Lawsuit Era Guitars

The Allure of the “Lawsuit Era”: Unveiling the Mystery of Vintage Japanese Guitars

Imagine stepping into a dusty music store, sunlight filtering through the window, catching the gleam off a rack of vintage guitars. Your fingers brush against a familiar shape – a Les Paul, a Strat, a Martin – but something’s different. The headstock whispers a different name, a Japanese brand you’ve heard murmurs about: Greco, Tokai, Burny. These are the ghosts of the “Lawsuit Era,” a fascinating chapter in guitar history where Japanese craftsmanship collided with American icons, birthing instruments that continue to captivate players today.

But what exactly is the “Lawsuit Era”? Hold on, because the term itself is a bit misleading. Contrary to popular belief, there weren’t endless lawsuits flying around. The truth is far more intriguing. In the 1960s and 70s, American guitar giants like Fender and Gibson were struggling with quality control issues, while demand for their iconic designs soared. Enter Japan, with its burgeoning guitar industry known for meticulous craftsmanship and affordability. Companies like Ibanez, Greco, and Tokai saw an opportunity, not to copy, but to reinterpret these designs, using their own expertise and innovations.

And reinterpret they did, with stunning results. These “Lawsuit Era” guitars often rivaled, and sometimes even surpassed, their American counterparts in quality and playability. They used premium woods, meticulous construction, and innovative features, all at a fraction of the price. It’s no wonder they quickly gained a loyal following among budget-conscious musicians and discerning professionals alike.

But the story doesn’t end there. While the name “Lawsuit Era” might stick, it overshadows the true significance of these instruments. They weren’t mere copies; they were a catalyst for change. American manufacturers, facing stiff competition, were forced to up their game, leading to a period of renewed innovation and quality control. And the Japanese brands? They continued to push boundaries, developing their own unique designs and solidifying their place in the guitar world.

So, the next time you come across a vintage Japanese guitar, don’t dismiss it as a mere “copy.” Instead, see it as a testament to a fascinating era of craftsmanship, innovation, and friendly competition.
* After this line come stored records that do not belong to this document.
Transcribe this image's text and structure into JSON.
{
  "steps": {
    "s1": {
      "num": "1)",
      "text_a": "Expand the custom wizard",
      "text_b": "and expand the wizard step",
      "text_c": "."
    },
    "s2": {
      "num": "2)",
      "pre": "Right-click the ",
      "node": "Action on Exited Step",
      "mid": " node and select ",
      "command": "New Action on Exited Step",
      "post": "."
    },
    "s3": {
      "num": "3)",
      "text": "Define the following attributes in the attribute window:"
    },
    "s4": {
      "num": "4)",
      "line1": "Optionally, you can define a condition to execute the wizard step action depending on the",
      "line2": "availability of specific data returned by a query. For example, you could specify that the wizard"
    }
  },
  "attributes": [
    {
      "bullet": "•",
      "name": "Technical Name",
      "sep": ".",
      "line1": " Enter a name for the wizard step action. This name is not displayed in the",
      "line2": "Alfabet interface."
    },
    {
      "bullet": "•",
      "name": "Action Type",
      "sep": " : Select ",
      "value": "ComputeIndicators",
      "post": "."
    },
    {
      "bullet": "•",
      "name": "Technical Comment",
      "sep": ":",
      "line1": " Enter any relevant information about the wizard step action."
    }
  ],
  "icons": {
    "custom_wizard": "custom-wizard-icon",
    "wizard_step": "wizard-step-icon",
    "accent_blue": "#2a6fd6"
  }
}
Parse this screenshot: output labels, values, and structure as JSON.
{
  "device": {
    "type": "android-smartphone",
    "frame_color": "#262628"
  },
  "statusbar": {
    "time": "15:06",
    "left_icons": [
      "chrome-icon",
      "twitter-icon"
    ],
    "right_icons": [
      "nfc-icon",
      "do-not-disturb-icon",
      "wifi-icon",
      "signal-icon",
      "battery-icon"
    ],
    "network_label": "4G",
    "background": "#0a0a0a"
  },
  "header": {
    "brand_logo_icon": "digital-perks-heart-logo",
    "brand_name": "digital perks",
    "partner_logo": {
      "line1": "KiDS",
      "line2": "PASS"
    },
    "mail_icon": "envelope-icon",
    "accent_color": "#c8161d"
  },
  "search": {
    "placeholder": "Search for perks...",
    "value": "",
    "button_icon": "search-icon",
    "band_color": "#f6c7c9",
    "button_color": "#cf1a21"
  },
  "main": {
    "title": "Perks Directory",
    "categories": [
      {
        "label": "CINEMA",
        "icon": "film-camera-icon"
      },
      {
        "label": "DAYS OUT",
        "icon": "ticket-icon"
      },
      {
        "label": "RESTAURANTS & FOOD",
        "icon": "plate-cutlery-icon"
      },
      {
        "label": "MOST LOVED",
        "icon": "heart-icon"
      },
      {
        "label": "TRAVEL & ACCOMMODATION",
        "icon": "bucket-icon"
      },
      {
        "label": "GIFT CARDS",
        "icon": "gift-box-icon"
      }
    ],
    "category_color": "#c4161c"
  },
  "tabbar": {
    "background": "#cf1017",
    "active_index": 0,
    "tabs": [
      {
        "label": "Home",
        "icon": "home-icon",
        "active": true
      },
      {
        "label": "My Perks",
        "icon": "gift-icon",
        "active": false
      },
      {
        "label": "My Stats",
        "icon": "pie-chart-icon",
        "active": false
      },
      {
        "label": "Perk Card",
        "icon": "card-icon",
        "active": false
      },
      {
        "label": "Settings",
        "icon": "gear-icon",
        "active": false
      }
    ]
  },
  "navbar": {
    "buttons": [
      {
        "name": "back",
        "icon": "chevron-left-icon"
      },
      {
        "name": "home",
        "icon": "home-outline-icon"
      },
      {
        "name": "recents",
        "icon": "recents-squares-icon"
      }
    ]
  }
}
It’s a reminder that sometimes, the greatest music comes from unexpected places, and the most captivating stories unfold outside the courtroom.

Unraveling the Mysteries:

Want to dive deeper? Check out this fantastic video exploring the history of “Lawsuit Era” guitars:
Still unsure about a specific guitar? The experts at Vintage Guitar Magazine can help you identify and value your treasure:
Ready to join the hunt? is a treasure trove of vintage guitars, including many gems from the “Lawsuit Era”:

Frequently Asked Questions:

1. Are “Lawsuit Era” guitars illegal?

Not at all! The term is misleading; there were very few actual lawsuits. These guitars are perfectly legal to own and play.

2. Are they as good as their American counterparts?

It depends on the specific guitar. Many “Lawsuit Era” guitars are considered exceptional, often exceeding the quality of American guitars from the same period.

3. How much are they worth?

Values vary greatly depending on the brand, model, condition, and rarity. Do your research before buying or selling.

4. Where can I find one?

Online retailers like and vintage guitar shops are good starting points. Be patient and do your research before making a purchase.

5. Are they a good investment?

While some models have seen significant appreciation, buying purely for investment carries risks. Choose a guitar you love to play, and the value will come secondary.

6. What if I can’t afford a vintage guitar?

Many modern Japanese brands like Ibanez and Yamaha offer excellent instruments inspired by the “Lawsuit Era” at more accessible price points.

So, are you ready to explore the world of “Lawsuit Era” guitars? Remember, it’s not just about vintage vibes; it’s about celebrating craftsmanship, innovation, and the unexpected stories that music history holds. Happy hunting!

You May Also Like

More From Author

+ There are no comments

Add yours